You’ve heard of physical therapy. Maybe you’ve even known someone who saw a physical therapist for a while. But have you ever thought about what it actually does?
Well, the answer is pretty much what you might expect. Physical therapy (PT) helps people recover or gain physical abilities that have either diminished or were impacted by a medical condition.
But while the basic definition is simple, it has a ton of benefits and many different capabilities. Let’s take a deeper dive into the topic.
Who is PT for?
Anyone may require or benefit from a physical therapist’s care at some point. This type of therapy is used to help patients for a variety of reasons, including recovery after a serious illness, physical impairment of some sort, a medical condition that causes limitations with mobility or function, and even sports injuries.

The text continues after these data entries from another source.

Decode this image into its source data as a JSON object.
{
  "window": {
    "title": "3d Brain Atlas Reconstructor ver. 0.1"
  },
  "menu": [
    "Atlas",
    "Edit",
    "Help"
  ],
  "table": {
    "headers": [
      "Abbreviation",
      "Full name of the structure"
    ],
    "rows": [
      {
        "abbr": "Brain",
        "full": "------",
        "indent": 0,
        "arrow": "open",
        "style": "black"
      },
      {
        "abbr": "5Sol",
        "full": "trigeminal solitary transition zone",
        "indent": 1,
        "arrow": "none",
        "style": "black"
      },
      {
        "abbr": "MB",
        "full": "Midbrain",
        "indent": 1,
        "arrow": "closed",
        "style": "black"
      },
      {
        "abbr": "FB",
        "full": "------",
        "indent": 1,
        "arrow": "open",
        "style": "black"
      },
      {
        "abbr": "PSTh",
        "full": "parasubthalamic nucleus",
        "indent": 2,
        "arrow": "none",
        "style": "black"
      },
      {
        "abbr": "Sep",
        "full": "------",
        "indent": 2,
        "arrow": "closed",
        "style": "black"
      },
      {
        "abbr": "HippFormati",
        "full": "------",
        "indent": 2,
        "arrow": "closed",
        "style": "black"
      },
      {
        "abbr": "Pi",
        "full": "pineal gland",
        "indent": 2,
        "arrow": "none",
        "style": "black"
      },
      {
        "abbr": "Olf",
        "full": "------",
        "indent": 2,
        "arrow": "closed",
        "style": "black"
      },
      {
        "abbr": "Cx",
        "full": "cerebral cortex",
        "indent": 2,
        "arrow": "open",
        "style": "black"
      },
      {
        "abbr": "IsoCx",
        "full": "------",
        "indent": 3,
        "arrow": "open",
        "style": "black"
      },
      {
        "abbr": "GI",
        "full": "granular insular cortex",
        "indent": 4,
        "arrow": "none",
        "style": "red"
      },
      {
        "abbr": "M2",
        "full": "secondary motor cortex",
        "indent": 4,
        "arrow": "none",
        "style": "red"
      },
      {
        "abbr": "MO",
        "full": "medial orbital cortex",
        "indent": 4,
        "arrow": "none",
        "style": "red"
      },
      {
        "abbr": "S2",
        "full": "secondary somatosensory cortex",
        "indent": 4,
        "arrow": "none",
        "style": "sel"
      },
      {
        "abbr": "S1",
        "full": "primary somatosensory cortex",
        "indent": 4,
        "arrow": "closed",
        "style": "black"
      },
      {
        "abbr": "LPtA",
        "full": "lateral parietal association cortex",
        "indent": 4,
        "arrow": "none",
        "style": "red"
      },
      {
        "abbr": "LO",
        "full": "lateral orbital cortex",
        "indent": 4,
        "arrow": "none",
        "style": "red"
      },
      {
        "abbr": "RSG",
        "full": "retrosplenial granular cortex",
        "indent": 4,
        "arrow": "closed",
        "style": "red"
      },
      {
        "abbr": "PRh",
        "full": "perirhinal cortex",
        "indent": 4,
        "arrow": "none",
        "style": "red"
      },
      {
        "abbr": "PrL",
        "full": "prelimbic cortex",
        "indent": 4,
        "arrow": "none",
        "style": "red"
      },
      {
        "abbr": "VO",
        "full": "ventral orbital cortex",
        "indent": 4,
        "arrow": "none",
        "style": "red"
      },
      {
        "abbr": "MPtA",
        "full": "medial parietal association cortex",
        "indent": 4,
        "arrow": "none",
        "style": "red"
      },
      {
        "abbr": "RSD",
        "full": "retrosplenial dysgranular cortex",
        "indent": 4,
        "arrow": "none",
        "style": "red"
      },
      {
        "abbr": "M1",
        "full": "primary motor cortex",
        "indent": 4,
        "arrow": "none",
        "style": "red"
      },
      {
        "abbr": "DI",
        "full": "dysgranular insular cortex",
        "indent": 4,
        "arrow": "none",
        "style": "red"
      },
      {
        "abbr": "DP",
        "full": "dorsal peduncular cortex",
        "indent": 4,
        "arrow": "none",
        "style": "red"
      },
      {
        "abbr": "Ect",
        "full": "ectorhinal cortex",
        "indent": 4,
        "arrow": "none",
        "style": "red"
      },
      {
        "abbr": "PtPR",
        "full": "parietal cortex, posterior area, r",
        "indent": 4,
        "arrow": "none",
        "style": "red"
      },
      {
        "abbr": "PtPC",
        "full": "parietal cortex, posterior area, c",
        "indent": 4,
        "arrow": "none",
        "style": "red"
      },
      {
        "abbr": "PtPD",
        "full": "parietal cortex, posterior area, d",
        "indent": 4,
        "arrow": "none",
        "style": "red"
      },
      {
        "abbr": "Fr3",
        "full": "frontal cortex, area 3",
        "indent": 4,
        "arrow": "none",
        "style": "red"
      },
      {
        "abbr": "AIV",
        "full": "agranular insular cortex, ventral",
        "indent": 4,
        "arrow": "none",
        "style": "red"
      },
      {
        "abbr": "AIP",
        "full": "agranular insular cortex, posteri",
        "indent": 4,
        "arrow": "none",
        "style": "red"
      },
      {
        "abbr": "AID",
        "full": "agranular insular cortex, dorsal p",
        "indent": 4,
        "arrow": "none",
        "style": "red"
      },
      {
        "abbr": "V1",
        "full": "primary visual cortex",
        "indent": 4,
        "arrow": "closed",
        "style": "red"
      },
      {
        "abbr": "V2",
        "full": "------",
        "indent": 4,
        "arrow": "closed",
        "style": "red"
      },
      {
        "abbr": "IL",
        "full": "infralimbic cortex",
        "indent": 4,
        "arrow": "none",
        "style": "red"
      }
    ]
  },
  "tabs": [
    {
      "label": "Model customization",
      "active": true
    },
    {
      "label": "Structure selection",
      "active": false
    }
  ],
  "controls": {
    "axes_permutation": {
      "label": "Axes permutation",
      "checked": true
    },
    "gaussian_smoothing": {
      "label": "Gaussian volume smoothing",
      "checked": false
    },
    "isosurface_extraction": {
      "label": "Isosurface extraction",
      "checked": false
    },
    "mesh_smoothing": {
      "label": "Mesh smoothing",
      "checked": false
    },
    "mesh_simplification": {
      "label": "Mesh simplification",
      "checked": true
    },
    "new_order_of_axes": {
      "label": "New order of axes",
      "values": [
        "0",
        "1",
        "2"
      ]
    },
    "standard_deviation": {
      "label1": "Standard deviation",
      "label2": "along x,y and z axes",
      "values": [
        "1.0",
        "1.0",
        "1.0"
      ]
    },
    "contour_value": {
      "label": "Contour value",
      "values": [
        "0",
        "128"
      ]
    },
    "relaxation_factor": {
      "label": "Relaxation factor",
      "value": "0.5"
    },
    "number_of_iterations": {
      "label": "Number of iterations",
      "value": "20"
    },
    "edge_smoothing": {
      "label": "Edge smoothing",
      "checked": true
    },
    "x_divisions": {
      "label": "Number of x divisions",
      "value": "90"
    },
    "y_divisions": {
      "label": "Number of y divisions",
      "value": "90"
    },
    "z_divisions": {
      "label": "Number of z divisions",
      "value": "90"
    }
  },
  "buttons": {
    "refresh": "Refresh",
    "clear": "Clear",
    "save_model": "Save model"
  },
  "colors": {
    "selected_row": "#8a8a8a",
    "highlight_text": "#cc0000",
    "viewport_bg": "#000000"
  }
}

Many times, therapists offer specialty care for a subset of patients, such as the elderly, pediatric patients, or athletes. This offers patients highly individualized care and knowledge of their specific needs.
Anytime your mobility (ability to walk or move) is negatively affected, you can benefit from seeing a physical therapist. Beyond that, physical therapists can also help patients prevent injury or limit the loss of function through specially targeted exercises.
What does physical therapy involve?
When you first begin physical therapy, the therapist’s first step is to evaluate and assess your abilities. This will typically involve an assessment of:
- Range of motion
- Joint mobility (how well you can move your joints)
- Pain level
- Functional mobility (overall ability to move)
Because many patients are experiencing diminished abilities because of a medical condition, your therapist will also review basics like neurological, cardiac, and pulmonary function to ensure that you’re healthy enough to complete physical therapy exercises. This information will also guide the therapist as he or she decides what strategy will work best for your specific needs.
Based on this initial evaluation, your therapist will formulate a rehab plan for you designed to help you regain abilities or limit further decline. This plan is not set in stone — as you meet goals, the goals will be redefined.
Physical therapy may include a variety of therapies, including manual therapy-specific exercises, heat, ice, ultrasound, and electrical stimulation. During the course of your rehab, your therapist will likely walk you through exercises to perform during sessions as well as assign exercises to do at home to continue improving.
How does PT help?
Working with a physical therapist can benefit patients in a number of ways. This varies from person to person depending on individual needs, but in general may include pain management, improved ability to move and walk, fall prevention, improved balance, and more.
Thanks to these benefits, physical therapy can help patients avoid surgery, recover after an injury or surgery, and recover abilities after a stroke or other paralysis. In addition, for older adults feeling the effects of aging, physical therapy has been shown to help slow down normal age-related issues with mobility, balance, and walking.
Each Erlanger Physical Therapy location offers comprehensive evaluations, screenings, and treatments, including:
- Post-surgical care and pre-surgical therapy to optimize surgical outcomes
- Sports injury rehabilitation
- Acute injury rehabilitation
- Manual therapy
- Treatment for low back pain and neck pain
- Vestibular rehabilitation (balance disorders)
- Concussion management
- Therapeutic modalities including taping, Astym® soft tissue therapy, and dry needling, a treatment approach to reduce myofascial pain and improve motor recruitment
With seven convenient locations, we offer access to world-class physical therapists who are certified in a broad range of specialties. If you believe you could benefit from working with a physical therapist, talk with your doctor or learn more about physical therapy services at Erlanger here.